Locke believes that the relationship between the state and its citizens took the form of a 'contract,' whereby the governed agreed to surrender certain freedoms they enjoyed under the state of nature in exchange for the order and protection provided by a state, exercised according to the rule of law.
However, if the state oversteps its limits and begins to exercise arbitrary power, it forfeits its 'side' of the contract and thus, the contract becomes void; the citizens not only have the right to overthrow the state, but are indeed morally compelled to revolt and replace it.
Locke believes that the citizens are compelled to revolt because absolute power is never a remedy for the state of nature; however, Locke makes great effort to point out that if the citizens are going to revolt they must be on the right side of the issue.

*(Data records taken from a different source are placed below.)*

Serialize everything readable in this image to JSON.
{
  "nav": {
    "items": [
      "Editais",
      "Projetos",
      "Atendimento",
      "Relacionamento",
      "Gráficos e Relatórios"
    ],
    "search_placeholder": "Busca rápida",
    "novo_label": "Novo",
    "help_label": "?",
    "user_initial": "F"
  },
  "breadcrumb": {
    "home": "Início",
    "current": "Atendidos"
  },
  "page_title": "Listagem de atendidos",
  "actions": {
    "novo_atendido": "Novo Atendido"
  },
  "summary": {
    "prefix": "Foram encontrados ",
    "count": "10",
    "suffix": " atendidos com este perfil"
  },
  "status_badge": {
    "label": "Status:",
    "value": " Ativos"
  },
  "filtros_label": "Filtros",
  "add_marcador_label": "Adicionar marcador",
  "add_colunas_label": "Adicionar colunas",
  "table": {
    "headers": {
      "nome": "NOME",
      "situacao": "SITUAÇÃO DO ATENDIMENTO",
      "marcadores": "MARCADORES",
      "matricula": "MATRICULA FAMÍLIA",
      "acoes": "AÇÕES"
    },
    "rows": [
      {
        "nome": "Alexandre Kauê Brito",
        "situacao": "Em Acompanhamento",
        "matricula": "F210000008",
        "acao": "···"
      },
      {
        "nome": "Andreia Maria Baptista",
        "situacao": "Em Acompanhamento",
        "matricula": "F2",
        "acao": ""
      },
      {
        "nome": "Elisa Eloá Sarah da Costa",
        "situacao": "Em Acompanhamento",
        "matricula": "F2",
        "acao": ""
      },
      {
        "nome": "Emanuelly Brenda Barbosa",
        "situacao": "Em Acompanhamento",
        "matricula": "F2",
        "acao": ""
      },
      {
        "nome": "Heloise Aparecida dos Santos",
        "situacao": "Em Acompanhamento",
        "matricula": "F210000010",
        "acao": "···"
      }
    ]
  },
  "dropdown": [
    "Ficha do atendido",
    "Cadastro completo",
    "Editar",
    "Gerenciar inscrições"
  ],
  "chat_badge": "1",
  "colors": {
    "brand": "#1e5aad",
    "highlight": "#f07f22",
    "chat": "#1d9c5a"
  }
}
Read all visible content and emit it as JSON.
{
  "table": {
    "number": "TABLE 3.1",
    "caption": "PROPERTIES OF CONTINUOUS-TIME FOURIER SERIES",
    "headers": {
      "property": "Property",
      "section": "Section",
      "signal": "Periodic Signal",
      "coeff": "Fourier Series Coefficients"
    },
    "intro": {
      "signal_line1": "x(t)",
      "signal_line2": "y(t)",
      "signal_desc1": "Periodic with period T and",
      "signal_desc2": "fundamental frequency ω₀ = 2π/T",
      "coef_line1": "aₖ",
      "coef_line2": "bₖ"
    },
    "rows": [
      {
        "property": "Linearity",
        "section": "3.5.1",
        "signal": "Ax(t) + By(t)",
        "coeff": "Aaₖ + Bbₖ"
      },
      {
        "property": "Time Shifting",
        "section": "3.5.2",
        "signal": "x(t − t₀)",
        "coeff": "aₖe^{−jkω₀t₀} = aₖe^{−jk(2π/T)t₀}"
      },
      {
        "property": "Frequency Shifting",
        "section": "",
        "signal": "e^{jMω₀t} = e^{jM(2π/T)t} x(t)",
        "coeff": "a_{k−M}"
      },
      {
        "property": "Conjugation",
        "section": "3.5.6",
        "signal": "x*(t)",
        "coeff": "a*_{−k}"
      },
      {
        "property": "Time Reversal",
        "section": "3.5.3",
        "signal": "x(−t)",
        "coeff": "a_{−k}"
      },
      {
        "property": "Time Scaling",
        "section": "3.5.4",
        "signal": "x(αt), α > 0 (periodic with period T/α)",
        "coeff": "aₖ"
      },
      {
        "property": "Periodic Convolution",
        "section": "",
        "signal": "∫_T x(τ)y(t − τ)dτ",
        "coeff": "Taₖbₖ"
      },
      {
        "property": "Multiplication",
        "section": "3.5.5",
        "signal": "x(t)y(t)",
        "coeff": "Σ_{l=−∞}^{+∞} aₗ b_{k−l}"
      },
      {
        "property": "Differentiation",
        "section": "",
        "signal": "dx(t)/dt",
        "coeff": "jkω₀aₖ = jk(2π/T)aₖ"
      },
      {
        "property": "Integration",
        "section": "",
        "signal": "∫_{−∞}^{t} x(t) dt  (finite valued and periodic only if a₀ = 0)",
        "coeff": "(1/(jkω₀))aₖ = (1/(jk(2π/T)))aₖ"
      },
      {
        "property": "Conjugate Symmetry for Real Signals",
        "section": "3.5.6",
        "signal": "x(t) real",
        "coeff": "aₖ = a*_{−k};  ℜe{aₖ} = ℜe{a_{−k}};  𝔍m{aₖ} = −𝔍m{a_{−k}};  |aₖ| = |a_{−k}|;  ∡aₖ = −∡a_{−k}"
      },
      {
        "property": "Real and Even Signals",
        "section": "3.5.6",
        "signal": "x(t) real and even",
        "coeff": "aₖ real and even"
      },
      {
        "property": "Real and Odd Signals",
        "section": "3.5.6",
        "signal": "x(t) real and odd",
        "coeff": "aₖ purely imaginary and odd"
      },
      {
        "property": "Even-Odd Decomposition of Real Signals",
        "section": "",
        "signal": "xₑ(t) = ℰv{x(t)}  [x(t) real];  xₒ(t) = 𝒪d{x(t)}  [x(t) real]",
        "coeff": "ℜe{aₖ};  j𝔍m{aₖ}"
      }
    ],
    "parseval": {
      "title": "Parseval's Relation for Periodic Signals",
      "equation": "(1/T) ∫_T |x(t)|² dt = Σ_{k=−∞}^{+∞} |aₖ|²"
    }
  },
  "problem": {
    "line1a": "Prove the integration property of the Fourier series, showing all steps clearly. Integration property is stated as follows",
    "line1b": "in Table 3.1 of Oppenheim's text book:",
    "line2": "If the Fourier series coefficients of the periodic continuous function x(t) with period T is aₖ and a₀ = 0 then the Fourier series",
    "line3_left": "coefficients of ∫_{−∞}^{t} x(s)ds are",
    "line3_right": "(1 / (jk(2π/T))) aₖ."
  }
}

Old Holborn has a good post on The Methods of Nonviolent Protest and Persuasion - all 198 of them - courtesy of Captain Ranty. This was reproduced from Sessecion Net
- Creating a worldwide Secession Network promoting the Right to Secede - Community-Based Secession - Libertarian/Decentralist Political Processes - Nonviolent Secession and Institutions.
That made me think. The phenomenon of disobedience and resistance deserves academic research.
In the contemporary climate this is based around libertarian blogging, single-issue campaigns such as No2ID, and various individual demonstrations of disenchantment with the State. My own theory is that this is a legitimate reaction to an increasingly illiberal and repressive government and State.
Back in the 1960s and 197os, there was a wider academic tradition of studies surrounding peace, conflict, gender and race, citizen participation and resistance. This was underpinned by the radical agenda of the time and the context of the Vietnam War and acceptance of Marxism as a political theory (Marxism is still cited by historians as a valid theoretical framework...not without reason). Many of our own Leaders admit to a fondness for posters of Che Guevara and a residual admiration for Fidel Castro and Cuba.
Since then, the focus has been on media studies and politics studies. Everyone wants to be something off the West Wing, a spin-doctor or policy wonk, subservient to the System.
Is it time to look afresh at the social theories of citizen participation, peace and conflict, and resistance? In the context of the modern State? The starting point I would suggest is opposition to the Iraq War and the repressive "anti-terror" policies that followed, along with the creeping agenda of the database and surveillance state. The "resistance blogs" and wider campaigns are an evolving phenomenon tied to dissatisfaction with the State and this deserves study.
Any universities out there fancy chasing a research grant? We could even get money from the State to fund this resistance...appears to be the way ahead nowadays!